= Data supplied =
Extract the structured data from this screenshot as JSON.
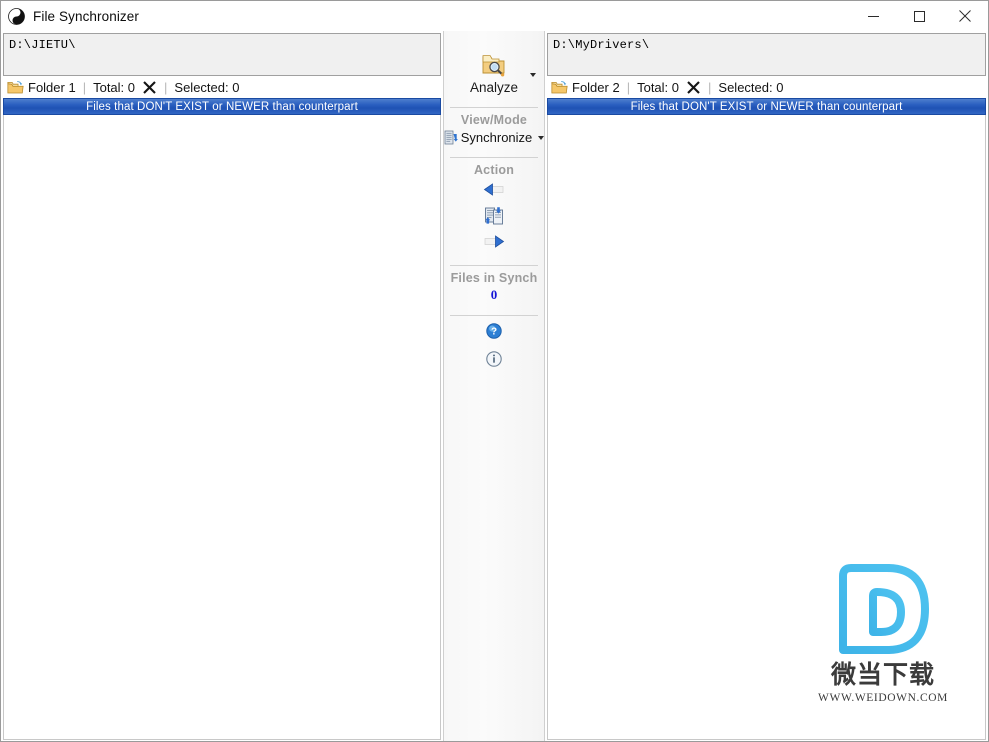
{
  "window": {
    "title": "File Synchronizer",
    "app_icon": "yinyang-icon",
    "controls": {
      "minimize": "minimize-icon",
      "maximize": "maximize-icon",
      "close": "close-icon"
    }
  },
  "left_pane": {
    "path_value": "D:\\JIETU\\",
    "path_placeholder": "",
    "folder_label": "Folder 1",
    "total_label": "Total: 0",
    "clear_icon": "clear-x-icon",
    "selected_label": "Selected: 0",
    "column_header": "Files that DON'T EXIST or NEWER than counterpart"
  },
  "right_pane": {
    "path_value": "D:\\MyDrivers\\",
    "path_placeholder": "",
    "folder_label": "Folder 2",
    "total_label": "Total: 0",
    "clear_icon": "clear-x-icon",
    "selected_label": "Selected: 0",
    "column_header": "Files that DON'T EXIST or NEWER than counterpart"
  },
  "center": {
    "analyze_label": "Analyze",
    "analyze_icon": "folder-search-icon",
    "analyze_dropdown_icon": "caret-down-icon",
    "view_mode_label": "View/Mode",
    "synchronize_label": "Synchronize",
    "synchronize_icon": "synchronize-icon",
    "synchronize_dropdown_icon": "caret-down-icon",
    "action_label": "Action",
    "copy_left_icon": "arrow-left-icon",
    "sync_both_icon": "sync-documents-icon",
    "copy_right_icon": "arrow-right-icon",
    "files_in_synch_label": "Files in Synch",
    "files_in_synch_value": "0",
    "help_icon": "help-question-icon",
    "info_icon": "info-circle-icon"
  },
  "watermark": {
    "logo_letter": "D",
    "name_cn": "微当下载",
    "url": "WWW.WEIDOWN.COM"
  },
  "colors": {
    "header_blue_top": "#4e7fcd",
    "header_blue_bottom": "#1f52b4",
    "accent_count_blue": "#1414d6",
    "section_label_gray": "#9b9b9b",
    "watermark_blue": "#3fb6e8"
  }
}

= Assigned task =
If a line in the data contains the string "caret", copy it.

= Exercise solution =
    "analyze_dropdown_icon": "caret-down-icon",
    "synchronize_dropdown_icon": "caret-down-icon",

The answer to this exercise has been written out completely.